The starting line for the White House race 2008 has been moved up again. The South Carolina Republican Party announced today it'll hold its presidential primary on January 19.
So we can expect more presidential hopefuls coming our way in these last few months.
Republican leaders in the Palmetto State say this is a big deal since, traditionally, the Republican candidate who wins South Carolina wins the nomination.
In fact, a party spokesman told us the state has a well-deserved reputation of picking presidents. So the now-familiar faces of Republican presidential hopefuls have been seen a lot in South Carolina this year.
"They are all scrambling to get here, cause historically South Carolina has always picked the Republican nominee for the nation," said South Carolina Sen. Catherine Ceips, a Republican from Beaufort.
In fact, since 1980, no Republican has won the nomination without first winning South Carolina. Ceips says that's because her state's voters are informed. "Our folks pretty much do a lot of research," she told us. "And I think that's why we're so successful in picking the Republican nominee. Our people are tuned in."
And they're tuning in a bit early this year. The South Carolina Republican Party is committed to holding the first presidential primary in the South. And that fact is not lost on the candidates, who've made plenty of trips to the Palmetto State.
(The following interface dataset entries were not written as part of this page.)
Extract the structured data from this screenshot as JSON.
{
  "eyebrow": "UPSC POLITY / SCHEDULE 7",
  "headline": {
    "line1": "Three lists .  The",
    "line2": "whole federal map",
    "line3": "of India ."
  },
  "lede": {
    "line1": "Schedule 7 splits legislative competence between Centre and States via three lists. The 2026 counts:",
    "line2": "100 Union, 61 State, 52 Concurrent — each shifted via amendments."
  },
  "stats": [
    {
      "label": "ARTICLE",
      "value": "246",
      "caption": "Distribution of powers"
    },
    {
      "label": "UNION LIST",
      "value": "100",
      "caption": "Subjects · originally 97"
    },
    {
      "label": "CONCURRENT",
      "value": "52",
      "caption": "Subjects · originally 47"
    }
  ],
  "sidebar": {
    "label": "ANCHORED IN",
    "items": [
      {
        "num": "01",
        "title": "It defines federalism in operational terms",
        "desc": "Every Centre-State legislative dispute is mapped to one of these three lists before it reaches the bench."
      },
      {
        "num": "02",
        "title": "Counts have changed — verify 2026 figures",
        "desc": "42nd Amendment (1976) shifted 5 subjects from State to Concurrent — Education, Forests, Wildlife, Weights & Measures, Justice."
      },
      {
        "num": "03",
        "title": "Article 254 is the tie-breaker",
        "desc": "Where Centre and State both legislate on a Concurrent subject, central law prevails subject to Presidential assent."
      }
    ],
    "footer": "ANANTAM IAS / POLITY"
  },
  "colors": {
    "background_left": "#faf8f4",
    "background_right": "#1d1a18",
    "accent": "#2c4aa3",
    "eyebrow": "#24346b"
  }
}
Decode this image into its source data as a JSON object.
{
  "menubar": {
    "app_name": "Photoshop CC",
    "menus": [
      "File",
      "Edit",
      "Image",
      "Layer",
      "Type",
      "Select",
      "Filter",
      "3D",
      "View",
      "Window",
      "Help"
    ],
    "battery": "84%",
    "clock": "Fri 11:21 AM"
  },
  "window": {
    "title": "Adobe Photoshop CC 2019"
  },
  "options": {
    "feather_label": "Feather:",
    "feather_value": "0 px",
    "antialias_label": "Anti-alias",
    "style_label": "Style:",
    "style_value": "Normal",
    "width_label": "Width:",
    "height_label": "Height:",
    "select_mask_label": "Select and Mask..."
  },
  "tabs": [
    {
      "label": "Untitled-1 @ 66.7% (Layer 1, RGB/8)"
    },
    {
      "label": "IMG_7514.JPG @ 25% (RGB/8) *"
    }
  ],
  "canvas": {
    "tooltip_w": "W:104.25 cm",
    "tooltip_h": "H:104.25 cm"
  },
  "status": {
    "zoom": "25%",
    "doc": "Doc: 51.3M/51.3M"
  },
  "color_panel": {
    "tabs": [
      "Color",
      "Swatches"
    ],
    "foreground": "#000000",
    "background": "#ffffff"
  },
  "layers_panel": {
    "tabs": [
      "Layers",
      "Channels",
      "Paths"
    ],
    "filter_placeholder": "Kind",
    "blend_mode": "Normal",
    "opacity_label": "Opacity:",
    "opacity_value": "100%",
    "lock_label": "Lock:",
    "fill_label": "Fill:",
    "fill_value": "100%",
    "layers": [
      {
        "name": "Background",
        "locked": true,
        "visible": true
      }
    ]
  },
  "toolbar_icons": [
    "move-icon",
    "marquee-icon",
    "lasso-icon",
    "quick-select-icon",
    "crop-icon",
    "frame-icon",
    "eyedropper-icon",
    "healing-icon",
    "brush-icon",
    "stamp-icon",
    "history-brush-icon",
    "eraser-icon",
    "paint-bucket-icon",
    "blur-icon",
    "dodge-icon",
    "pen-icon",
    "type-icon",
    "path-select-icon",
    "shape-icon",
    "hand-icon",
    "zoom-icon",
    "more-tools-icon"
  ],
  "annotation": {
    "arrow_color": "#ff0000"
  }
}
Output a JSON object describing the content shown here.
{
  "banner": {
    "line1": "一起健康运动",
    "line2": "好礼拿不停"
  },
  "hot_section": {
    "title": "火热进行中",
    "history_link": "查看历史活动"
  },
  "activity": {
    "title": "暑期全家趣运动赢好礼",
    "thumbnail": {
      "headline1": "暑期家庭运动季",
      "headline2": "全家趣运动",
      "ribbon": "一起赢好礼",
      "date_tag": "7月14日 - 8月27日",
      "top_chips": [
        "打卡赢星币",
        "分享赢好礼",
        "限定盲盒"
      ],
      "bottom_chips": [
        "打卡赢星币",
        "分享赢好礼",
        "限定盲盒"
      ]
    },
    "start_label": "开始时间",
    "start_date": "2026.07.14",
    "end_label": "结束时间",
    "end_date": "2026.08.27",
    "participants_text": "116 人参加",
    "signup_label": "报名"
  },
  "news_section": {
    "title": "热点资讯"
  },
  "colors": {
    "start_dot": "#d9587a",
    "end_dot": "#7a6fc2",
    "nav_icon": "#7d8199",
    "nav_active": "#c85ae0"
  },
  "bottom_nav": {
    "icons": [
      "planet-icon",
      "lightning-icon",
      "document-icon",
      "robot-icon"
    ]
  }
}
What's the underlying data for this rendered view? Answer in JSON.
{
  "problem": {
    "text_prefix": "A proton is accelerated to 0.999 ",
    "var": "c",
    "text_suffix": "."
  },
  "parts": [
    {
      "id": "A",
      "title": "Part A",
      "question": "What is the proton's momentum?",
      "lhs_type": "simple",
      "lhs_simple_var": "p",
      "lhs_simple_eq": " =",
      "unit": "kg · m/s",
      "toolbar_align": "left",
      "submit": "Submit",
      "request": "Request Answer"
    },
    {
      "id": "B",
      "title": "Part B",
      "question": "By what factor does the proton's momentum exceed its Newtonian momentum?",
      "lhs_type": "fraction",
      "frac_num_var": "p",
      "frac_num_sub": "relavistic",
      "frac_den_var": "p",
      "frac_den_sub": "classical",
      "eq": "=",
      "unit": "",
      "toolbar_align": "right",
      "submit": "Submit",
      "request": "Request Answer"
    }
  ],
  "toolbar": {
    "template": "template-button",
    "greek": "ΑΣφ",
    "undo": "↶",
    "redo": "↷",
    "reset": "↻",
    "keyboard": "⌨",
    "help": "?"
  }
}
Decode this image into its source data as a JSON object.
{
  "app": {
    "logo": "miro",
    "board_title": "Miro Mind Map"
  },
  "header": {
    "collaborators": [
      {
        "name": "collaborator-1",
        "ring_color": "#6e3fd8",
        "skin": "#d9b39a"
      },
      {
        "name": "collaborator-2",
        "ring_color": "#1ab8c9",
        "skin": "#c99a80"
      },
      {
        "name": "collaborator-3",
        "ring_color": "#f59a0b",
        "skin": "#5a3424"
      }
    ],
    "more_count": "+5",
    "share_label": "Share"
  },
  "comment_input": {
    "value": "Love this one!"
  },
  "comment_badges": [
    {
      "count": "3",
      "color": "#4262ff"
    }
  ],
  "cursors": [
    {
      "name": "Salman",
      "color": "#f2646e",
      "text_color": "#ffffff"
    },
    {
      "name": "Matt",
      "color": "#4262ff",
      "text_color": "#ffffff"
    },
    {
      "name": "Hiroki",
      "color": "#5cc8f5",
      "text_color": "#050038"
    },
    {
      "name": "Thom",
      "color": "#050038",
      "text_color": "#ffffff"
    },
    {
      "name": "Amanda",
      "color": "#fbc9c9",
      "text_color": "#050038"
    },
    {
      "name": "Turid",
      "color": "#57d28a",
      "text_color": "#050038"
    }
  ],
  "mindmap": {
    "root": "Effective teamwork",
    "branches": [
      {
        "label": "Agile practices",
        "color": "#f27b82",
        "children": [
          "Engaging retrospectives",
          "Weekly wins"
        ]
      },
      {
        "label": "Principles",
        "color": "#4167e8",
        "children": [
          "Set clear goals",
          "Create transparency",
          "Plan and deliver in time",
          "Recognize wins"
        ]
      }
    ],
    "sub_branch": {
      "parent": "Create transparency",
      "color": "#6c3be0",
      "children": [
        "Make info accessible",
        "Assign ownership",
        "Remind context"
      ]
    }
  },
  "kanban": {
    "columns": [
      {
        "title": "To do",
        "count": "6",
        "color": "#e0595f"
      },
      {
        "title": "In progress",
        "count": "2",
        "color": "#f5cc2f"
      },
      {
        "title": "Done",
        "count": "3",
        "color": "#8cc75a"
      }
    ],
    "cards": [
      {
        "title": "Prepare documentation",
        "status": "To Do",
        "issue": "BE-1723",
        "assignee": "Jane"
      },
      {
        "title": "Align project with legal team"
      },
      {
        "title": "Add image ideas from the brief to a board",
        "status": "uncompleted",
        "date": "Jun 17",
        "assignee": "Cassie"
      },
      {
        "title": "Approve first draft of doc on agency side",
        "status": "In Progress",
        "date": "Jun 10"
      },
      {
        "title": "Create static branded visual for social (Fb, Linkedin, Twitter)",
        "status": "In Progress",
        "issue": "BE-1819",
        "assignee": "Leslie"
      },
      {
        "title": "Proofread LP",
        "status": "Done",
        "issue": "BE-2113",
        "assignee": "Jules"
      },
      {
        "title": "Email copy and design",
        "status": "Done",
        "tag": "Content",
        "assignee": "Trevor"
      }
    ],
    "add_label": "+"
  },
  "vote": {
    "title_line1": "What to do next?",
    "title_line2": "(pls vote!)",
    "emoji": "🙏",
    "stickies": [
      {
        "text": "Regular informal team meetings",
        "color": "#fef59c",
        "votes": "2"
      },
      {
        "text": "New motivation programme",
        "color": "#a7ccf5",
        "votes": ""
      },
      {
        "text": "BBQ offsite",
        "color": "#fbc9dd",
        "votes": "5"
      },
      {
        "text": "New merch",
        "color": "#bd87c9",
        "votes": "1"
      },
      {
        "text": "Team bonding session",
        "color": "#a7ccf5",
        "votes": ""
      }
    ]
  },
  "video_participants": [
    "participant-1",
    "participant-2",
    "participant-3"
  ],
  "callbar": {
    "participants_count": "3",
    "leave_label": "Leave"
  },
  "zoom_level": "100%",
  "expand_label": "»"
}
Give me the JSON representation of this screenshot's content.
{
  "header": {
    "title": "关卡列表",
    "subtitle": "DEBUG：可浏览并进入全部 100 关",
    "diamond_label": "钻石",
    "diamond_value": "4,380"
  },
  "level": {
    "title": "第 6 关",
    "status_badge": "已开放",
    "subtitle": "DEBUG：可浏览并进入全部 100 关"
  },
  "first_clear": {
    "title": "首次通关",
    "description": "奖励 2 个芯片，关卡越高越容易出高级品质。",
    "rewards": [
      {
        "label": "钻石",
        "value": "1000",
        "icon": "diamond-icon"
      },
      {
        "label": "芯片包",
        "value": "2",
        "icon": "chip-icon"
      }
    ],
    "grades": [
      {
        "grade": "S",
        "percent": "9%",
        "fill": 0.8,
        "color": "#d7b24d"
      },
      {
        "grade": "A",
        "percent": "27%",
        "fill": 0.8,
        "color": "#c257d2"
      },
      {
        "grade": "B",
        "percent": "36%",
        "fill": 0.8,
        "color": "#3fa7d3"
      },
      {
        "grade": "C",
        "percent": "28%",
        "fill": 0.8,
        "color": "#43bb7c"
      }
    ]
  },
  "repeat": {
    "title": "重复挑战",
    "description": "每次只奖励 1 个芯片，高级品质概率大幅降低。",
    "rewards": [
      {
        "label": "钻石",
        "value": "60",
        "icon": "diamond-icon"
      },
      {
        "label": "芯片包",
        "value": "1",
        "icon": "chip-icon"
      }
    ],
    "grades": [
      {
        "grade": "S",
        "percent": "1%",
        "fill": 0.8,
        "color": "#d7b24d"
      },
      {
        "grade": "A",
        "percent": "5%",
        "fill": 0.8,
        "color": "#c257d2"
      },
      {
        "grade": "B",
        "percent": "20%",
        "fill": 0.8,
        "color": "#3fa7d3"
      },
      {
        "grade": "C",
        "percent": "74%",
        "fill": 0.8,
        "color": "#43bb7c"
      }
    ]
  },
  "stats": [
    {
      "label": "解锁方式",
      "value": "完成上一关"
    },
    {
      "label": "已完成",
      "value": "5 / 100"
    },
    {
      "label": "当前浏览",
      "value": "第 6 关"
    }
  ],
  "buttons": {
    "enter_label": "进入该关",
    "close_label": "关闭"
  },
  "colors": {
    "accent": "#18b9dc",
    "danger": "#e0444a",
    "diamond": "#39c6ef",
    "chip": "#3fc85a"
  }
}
They're vying for the job in what Ceips calls a critical election year.
"Our world has changed since 9/11," she said. "We cannot forget that we are still a nation at war. And those global implications have a lot to do with the White House, a lot to do with who's elected. And I think it's going to be one of the most important elections...in our lifetime."
And she's sure South Carolina voters will pick another winner.
Unlike in most states, the parties pick the primary dates in South Carolina, and the Democratic primary is on January 29. They have no plans to change an already early primary.
The early dates have set up kind of a chain reaction in other key state.
New Hampshire, by state law, has to hold its presidential primary at least seven days earlier than any other state. The secretary of state has not yet made a decision, but the earliest date would be January 12.
And Iowa is proud of its "first in the nation" status. Not first primary, but first caucus. That's a gathering of registered party members to make decisions, and by state law comes at least eight days prior to the earliest primary on a Monday.
However, since in Iowa the parties organize and fund the caucuses with no involvement from the state government, one interpretation is that they are not bound by that law and could have their caucuses any time.